Author + information
- Received April 22, 2011
- Revision received August 2, 2011
- Accepted August 4, 2011
- Published online November 1, 2011.
- Jan-Willem E.M. Sels, MD⁎,#,
- Pim A.L. Tonino, MD, PhD⁎,
- Uwe Siebert, MD, MPH, MSc†,‡,§,
- William F. Fearon, MD∥,
- Marcel Van't Veer, MSc, PhD⁎,#,
- Bernard De Bruyne, MD, PhD¶ and
- Nico H.J. Pijls, MD, PhD⁎,#,⁎ ()
- ↵⁎Reprint requests and correspondence:
Dr. Nico H. J. Pijls, Catharina Hospital, Department of Cardiology, University of Technology, Michelangelolaan 2, P.O. Box 1350, 5602 ZA, Eindhoven, the Netherlands
Objectives The aim of this study was to study whether there is a difference in benefit of fractional flow reserve (FFR) guidance for percutaneous coronary intervention (PCI) in multivessel coronary disease in patients with unstable angina (UA) or non–ST-segment elevation myocardial infarction (NSTEMI), compared with stable angina (SA).
Background The use of FFR to guide PCI has been well established for patients with SA. Its use in patients with UA or NSTEMI has not been investigated prospectively.
Methods In the FAME (Fractional flow reserve versus Angiography for Multivessel Evaluation) study 1,005 patients with multivessel disease amenable to PCI were included and randomized to either angiography-guided PCI of all lesions ≥50% or FFR-guided PCI of lesions with an FFR ≤0.80. Patients admitted for UA or NSTEMI with positive troponin but total creatine kinase <1,000 U/l were eligible for inclusion. We determined 2-year major adverse cardiac event rates of these patients and compared it with stable patients.
Results Of 1,005 patients, 328 had UA or NSTEMI. There was no evidence for heterogeneity among the subgroups for any of the outcome variables (all p values >0.05). Using FFR to guide PCI resulted in similar risk reductions of major adverse cardiac events and its components in patients with UA or NSTEMI, compared with patients with SA (absolute risk reduction of 5.1% vs. 3.7%, respectively, p = 0.92). In patients with UA or NSTEMI, the number of stents was reduced without increase in hospital stay or procedure time and with less contrast use, in similarity to stable patients.

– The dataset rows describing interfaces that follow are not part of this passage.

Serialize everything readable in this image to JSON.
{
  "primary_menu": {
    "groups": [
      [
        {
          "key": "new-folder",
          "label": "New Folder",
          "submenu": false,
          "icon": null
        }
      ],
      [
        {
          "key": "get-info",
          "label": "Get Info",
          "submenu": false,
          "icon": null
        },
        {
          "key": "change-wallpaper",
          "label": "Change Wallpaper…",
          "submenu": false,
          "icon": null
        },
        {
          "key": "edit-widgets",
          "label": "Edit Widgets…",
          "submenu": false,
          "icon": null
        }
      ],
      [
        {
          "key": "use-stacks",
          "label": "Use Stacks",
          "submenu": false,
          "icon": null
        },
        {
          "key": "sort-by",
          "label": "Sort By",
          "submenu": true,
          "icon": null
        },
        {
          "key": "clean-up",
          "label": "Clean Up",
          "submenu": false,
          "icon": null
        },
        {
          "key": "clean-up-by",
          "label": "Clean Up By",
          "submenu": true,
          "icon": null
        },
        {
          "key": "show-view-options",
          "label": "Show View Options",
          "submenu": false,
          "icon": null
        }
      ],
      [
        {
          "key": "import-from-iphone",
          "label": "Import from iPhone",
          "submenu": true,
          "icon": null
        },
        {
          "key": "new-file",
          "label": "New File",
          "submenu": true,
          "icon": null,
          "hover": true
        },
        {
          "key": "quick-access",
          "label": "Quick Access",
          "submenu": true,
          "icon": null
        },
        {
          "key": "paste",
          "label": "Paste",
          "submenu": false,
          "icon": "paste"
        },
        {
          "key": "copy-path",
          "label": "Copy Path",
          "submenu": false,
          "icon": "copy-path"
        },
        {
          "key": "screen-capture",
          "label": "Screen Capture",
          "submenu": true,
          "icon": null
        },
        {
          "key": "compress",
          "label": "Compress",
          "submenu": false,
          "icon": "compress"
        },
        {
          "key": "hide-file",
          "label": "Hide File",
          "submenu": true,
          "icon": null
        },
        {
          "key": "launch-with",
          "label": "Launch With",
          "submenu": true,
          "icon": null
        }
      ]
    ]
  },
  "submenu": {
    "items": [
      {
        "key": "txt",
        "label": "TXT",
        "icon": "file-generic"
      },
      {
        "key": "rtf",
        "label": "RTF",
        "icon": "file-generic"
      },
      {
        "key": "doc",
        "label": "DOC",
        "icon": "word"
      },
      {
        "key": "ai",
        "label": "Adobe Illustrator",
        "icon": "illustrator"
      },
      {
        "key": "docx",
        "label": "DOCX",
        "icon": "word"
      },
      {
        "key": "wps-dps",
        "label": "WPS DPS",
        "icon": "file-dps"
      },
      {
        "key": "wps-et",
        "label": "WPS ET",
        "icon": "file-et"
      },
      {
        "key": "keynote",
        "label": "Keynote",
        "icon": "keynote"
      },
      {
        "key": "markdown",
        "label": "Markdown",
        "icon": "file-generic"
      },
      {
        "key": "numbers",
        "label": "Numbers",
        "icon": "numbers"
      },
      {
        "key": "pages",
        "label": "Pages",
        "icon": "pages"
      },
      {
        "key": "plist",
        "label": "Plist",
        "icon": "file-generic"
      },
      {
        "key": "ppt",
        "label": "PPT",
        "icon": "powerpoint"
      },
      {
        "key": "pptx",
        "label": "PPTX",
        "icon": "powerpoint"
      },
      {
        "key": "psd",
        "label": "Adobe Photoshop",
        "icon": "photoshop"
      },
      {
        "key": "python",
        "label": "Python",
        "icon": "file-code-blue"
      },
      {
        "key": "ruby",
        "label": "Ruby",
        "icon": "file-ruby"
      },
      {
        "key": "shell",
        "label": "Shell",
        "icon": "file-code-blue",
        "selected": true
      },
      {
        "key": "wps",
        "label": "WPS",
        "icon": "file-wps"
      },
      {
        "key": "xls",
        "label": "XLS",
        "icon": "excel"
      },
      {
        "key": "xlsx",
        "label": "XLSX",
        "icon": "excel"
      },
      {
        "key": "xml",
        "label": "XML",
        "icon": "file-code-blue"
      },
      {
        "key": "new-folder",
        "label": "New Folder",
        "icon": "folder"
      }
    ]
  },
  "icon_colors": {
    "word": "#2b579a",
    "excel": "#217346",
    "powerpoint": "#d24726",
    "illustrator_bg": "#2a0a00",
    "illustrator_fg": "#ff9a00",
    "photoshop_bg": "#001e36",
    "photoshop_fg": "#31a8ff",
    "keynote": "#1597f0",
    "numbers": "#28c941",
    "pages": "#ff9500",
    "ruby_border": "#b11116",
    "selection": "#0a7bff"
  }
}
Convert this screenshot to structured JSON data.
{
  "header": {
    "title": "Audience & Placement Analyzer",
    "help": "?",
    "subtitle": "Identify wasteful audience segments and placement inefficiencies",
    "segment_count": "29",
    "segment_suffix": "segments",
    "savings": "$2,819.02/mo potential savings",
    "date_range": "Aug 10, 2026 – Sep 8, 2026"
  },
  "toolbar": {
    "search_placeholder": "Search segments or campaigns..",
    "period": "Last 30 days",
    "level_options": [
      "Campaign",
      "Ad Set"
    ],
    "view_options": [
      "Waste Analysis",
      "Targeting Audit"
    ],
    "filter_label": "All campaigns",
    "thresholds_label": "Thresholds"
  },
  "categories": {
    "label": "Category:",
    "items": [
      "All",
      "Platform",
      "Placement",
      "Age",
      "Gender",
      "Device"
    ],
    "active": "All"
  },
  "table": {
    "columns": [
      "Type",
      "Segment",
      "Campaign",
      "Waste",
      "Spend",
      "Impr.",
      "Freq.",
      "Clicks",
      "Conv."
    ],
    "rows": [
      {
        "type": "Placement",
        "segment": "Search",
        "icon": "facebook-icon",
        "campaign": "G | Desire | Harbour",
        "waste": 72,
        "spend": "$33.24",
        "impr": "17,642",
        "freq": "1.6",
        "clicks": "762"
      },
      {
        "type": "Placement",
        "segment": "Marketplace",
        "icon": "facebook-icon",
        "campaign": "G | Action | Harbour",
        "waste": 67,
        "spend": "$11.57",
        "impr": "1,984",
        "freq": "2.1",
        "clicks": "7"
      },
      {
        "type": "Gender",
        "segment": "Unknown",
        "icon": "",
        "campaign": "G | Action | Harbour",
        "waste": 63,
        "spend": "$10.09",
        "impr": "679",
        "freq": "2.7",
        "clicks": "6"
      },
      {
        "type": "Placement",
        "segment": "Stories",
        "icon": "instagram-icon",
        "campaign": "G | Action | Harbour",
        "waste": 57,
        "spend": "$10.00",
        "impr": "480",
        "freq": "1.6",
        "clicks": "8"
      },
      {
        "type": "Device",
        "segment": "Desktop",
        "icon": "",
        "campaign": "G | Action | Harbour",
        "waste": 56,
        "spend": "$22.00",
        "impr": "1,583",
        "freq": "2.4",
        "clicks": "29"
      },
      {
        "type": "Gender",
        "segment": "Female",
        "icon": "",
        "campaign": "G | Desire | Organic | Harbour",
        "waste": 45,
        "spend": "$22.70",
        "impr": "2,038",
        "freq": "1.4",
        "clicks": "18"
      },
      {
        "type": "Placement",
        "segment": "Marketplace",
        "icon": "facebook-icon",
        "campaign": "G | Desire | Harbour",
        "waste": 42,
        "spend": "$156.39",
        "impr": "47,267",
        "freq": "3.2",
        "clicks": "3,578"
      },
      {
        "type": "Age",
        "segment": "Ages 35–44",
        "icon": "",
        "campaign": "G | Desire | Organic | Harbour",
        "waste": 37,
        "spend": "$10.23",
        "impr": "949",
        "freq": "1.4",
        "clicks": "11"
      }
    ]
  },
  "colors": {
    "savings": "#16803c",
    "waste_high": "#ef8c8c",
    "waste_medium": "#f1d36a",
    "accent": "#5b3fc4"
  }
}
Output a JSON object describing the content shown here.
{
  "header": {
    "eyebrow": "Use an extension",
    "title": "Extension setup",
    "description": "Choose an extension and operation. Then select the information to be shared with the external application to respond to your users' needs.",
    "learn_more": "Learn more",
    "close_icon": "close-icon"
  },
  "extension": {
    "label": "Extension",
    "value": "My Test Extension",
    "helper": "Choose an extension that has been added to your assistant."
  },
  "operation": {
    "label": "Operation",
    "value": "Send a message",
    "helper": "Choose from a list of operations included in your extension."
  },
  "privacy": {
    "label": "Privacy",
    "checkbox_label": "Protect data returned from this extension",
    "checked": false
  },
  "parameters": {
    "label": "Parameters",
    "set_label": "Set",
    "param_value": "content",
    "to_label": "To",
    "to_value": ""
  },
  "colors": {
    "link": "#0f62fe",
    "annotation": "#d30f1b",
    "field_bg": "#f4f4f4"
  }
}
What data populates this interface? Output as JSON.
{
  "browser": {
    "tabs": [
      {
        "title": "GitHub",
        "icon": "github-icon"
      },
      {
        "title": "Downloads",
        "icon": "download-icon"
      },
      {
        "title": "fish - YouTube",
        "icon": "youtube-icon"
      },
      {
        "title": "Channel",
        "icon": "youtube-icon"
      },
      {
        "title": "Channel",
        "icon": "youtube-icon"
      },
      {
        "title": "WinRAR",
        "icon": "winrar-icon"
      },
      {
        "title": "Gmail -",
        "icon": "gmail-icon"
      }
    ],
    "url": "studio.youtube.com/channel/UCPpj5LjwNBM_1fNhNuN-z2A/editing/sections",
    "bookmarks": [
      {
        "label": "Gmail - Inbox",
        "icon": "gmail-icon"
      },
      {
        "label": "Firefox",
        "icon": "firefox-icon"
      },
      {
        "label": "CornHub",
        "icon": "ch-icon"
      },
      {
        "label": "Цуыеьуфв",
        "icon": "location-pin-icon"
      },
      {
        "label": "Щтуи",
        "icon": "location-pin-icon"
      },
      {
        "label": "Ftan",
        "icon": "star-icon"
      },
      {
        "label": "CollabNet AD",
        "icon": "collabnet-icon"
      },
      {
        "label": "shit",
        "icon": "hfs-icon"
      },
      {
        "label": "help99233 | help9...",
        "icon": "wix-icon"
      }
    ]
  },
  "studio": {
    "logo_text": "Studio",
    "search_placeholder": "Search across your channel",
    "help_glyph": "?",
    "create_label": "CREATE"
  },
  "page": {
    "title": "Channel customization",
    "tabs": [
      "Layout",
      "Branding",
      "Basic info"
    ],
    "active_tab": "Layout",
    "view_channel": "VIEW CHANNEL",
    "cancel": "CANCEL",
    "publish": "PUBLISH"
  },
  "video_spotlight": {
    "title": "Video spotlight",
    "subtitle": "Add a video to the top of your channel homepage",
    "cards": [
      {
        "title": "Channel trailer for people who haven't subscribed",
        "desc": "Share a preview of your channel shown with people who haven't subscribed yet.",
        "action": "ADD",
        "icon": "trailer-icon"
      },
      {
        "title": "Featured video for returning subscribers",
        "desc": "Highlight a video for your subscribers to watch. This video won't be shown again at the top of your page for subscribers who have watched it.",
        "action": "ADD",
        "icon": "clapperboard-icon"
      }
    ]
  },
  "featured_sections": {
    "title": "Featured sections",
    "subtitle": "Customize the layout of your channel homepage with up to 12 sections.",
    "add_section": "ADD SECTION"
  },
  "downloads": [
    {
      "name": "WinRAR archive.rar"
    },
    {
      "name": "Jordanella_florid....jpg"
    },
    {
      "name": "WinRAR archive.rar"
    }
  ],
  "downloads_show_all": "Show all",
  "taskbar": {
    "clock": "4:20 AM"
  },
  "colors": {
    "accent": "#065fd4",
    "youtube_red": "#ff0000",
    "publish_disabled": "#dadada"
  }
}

Conclusions The benefit of using FFR to guide PCI in multivessel disease does not differ between patients with UA or NSTEMI, compared with patients with SA.
The FAME study was supported by unrestricted research grants from Radi Medical Systems, Uppsala, Sweden and Stichting Vrienden van het Hart Zuidoost Brabant, the Netherlands. Dr. Tonino has received lecture fees from St. Jude Medical. Drs. Fearon and De Bruyne report institutional research grants from St. Jude Medical. Dr. Pijls received an educational grant for the Catharina Hospital from St. Jude Medical. All other authors have reported that they have no relationships relevant to the contents of this paper to disclose.
- Received April 22, 2011.
- Revision received August 2, 2011.
- Accepted August 4, 2011.
- American College of Cardiology Foundation